In 1996 Dr. Sean M. Ward developed an ICC culturing technique and I recorded spontaneous electrical activity from cultured ICC?. This will give us a better insight into the pacemaker role of ICC. ICC can also be controlled by enteric neuronal stimulation and therefore it will be a very important tool in solving the gastrointestinal response to this stimulation.

I always believe that God must create the unique channels in gastrointestinal tract that are not even found in brain. I am always trying to find God's creations.

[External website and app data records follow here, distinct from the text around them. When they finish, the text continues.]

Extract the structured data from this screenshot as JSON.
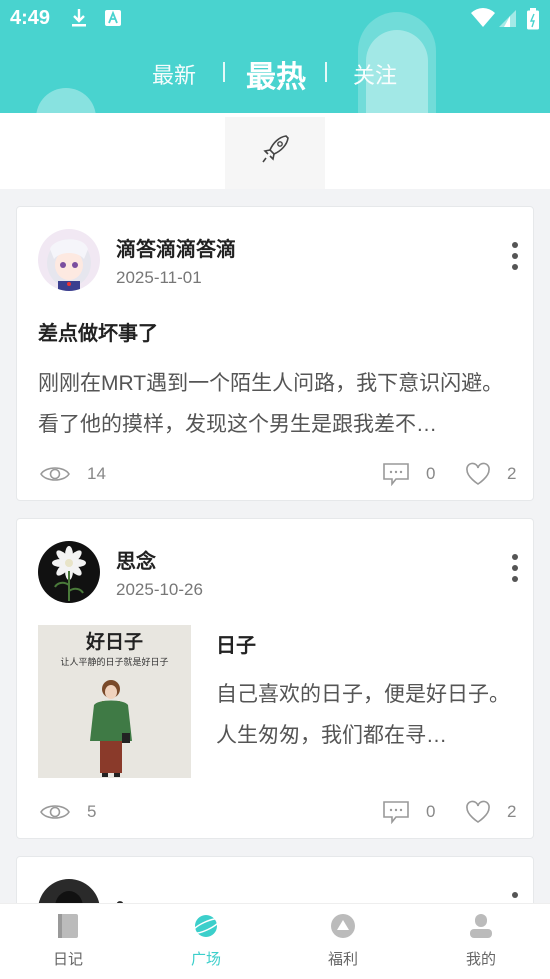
{
  "status_bar": {
    "time": "4:49"
  },
  "top_tabs": [
    {
      "label": "最新",
      "active": false
    },
    {
      "label": "最热",
      "active": true
    },
    {
      "label": "关注",
      "active": false
    }
  ],
  "posts": [
    {
      "username": "滴答滴滴答滴",
      "date": "2025-11-01",
      "title": "差点做坏事了",
      "body": "刚刚在MRT遇到一个陌生人问路，我下意识闪避。看了他的摸样，发现这个男生是跟我差不…",
      "views": "14",
      "comments": "0",
      "likes": "2"
    },
    {
      "username": "思念",
      "date": "2025-10-26",
      "title": "日子",
      "body": "自己喜欢的日子，便是好日子。人生匆匆，我们都在寻…",
      "thumb_title": "好日子",
      "thumb_subtitle": "让人平静的日子就是好日子",
      "views": "5",
      "comments": "0",
      "likes": "2"
    },
    {
      "username": "。"
    }
  ],
  "bottom_nav": [
    {
      "label": "日记",
      "icon": "diary-icon",
      "active": false
    },
    {
      "label": "广场",
      "icon": "planet-icon",
      "active": true
    },
    {
      "label": "福利",
      "icon": "welfare-icon",
      "active": false
    },
    {
      "label": "我的",
      "icon": "profile-icon",
      "active": false
    }
  ],
  "colors": {
    "accent": "#49d3cf",
    "nav_active": "#3ccfcb"
  }
}
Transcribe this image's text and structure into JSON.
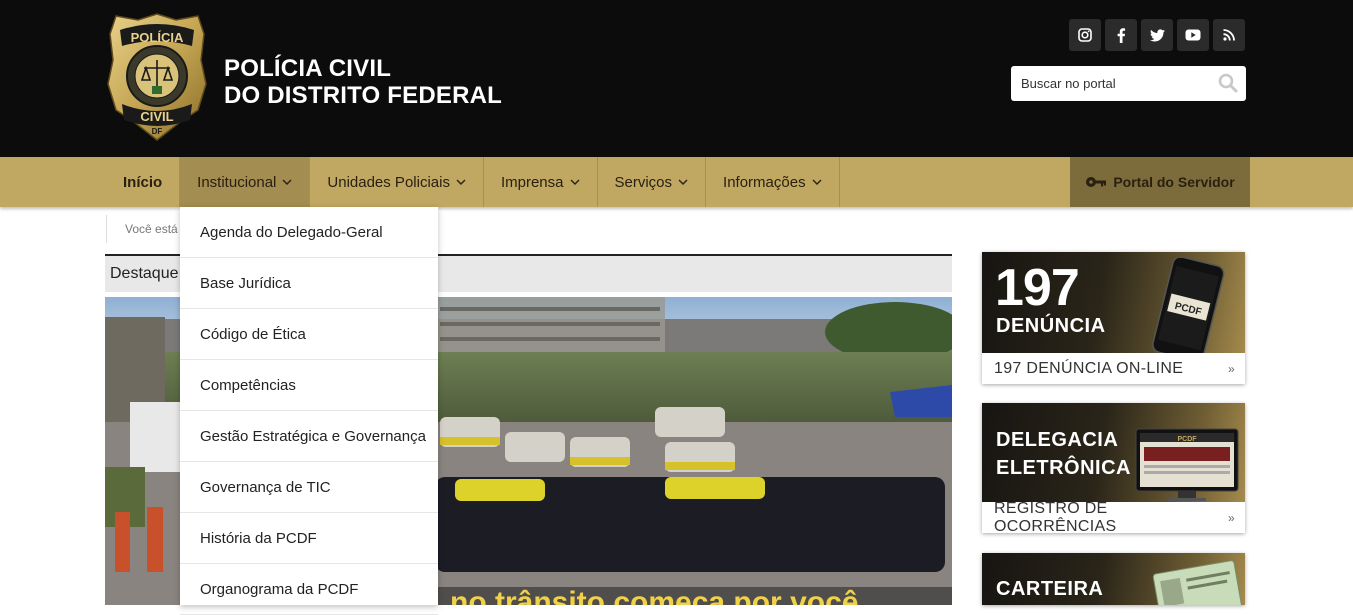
{
  "header": {
    "title_line1": "POLÍCIA CIVIL",
    "title_line2": "DO DISTRITO FEDERAL",
    "logo": {
      "top_text": "POLÍCIA",
      "bottom_text": "CIVIL",
      "region": "DF"
    },
    "social_icons": [
      "instagram-icon",
      "facebook-icon",
      "twitter-icon",
      "youtube-icon",
      "rss-icon"
    ],
    "search": {
      "placeholder": "Buscar no portal"
    }
  },
  "nav": {
    "items": [
      {
        "label": "Início"
      },
      {
        "label": "Institucional",
        "chevron": "⌄"
      },
      {
        "label": "Unidades Policiais",
        "chevron": "⌄"
      },
      {
        "label": "Imprensa",
        "chevron": "⌄"
      },
      {
        "label": "Serviços",
        "chevron": "⌄"
      },
      {
        "label": "Informações",
        "chevron": "⌄"
      }
    ],
    "portal_label": "Portal do Servidor"
  },
  "breadcrumb": {
    "text": "Você está"
  },
  "destaque": {
    "label": "Destaque"
  },
  "hero": {
    "overlay_text": "no trânsito começa por você"
  },
  "dropdown": {
    "items": [
      "Agenda do Delegado-Geral",
      "Base Jurídica",
      "Código de Ética",
      "Competências",
      "Gestão Estratégica e Governança",
      "Governança de TIC",
      "História da PCDF",
      "Organograma da PCDF"
    ]
  },
  "cards": {
    "denuncia": {
      "number": "197",
      "title": "DENÚNCIA",
      "caption": "197 DENÚNCIA ON-LINE",
      "phone_text": "PCDF",
      "arrow": "»"
    },
    "delegacia": {
      "title_line1": "DELEGACIA",
      "title_line2": "ELETRÔNICA",
      "caption": "REGISTRO DE OCORRÊNCIAS",
      "screen_text": "PCDF",
      "arrow": "»"
    },
    "carteira": {
      "title": "CARTEIRA"
    }
  },
  "colors": {
    "header_bg": "#0c0c0c",
    "nav_gold": "#c0a862",
    "nav_active": "#a48d50",
    "portal_bg": "#7d6c3b"
  }
}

Selected publications


  • Beckett EA, McCloskey C, O'Kane N, Sanders KM, Koh SD. . Effects of female steroid hormones on A-type K+ currents in murine colon. J Physiol 573:453-468
  • Sanders KM, Koh SD, Ward SM. . Interstitial cells of cajal as pacemakers in the gastrointestinal tract. Annu Rev Physiol 68:307-343
  • Sanders KM, Koh SD. . Two-pore-domain potassium channels in smooth muscles: new components of myogenic regulation. J Physiol.570:37-43


  • Park KJ, Baker SA, Cho SY, Sanders KM, Koh SD. . Sulfur-containing amino acids block stretch-dependent K+ channels and nitrergic responses in the murine colon. Br J Pharmacol 144:1126-1137
  • Cho SY, Beckett EA, Baker SA, Han I, Park KJ, Monaghan K, Ward SM, Sanders KM, Koh SD. . A pH-sensitive potassium conductance (TASK) and its function in the murine gastrointestinal tract. J Physiol 565:243-59
  • Takeda Y, Ward SM, Sanders KM, Koh SD. . Effects of the gap junction blocker glycyrrhetinic acid on gastrointestinal smooth muscle cells. Am J Physiol Gastrointest Liver Physiol 288(4):G832-841
  • Sergeant GP, Ohya S, Reihill JA, Perrino BA, Amberg GC, Imaizumi Y, Horowitz B, Sanders KM, Koh SD. . Regulation of Kv4.3 currents by Ca2+/calmodulin-dependent protein kinase II. Am J Physiol Cell Physiol. 288:C304-313


  • Callaghan B, Koh SD, Keef KD. . Muscarinic M2 receptor stimulation of Cav1.2b requires phosphatidylinositol 3-kinase, protein kinase C, and c-Src. Circ Res 94:626-633


  • Koh SD, Ward SM, Ordog T, Sanders KM, Horowitz B. . Conductances responsible for slow wave generation and propagation in interstitial cells of Cajal. Curr Opin Pharmacol 3:579-582
  • Baker SA, Mutafova-Yambolieva V, Monaghan K, Horowitz B, Sanders KM, Koh SD. . Mechanism of active repolarization of inhibitory junction potential in murine colon. Am J Physiol Gastrointest Liver Physiol 285:G813-821


  • Koh SD, Jun JY, Kim TW, Sanders KM. . A Ca(2+)-inhibited non-selective cation conductance contributes to pacemaker currents in mouse interstitial cell of Cajal. J Physiol 540:803-814


  • Koh SD, Monaghan K, Sergeant GP, Ro S, Walker RL, Sanders KM, Horowitz B. . TREK-1 regulation by nitric oxide and cGMP-dependent protein kinase. An essential role in smooth muscle inhibitory neurotransmission. J Biol Chem. 2001 Nov 23;276(47):44338-46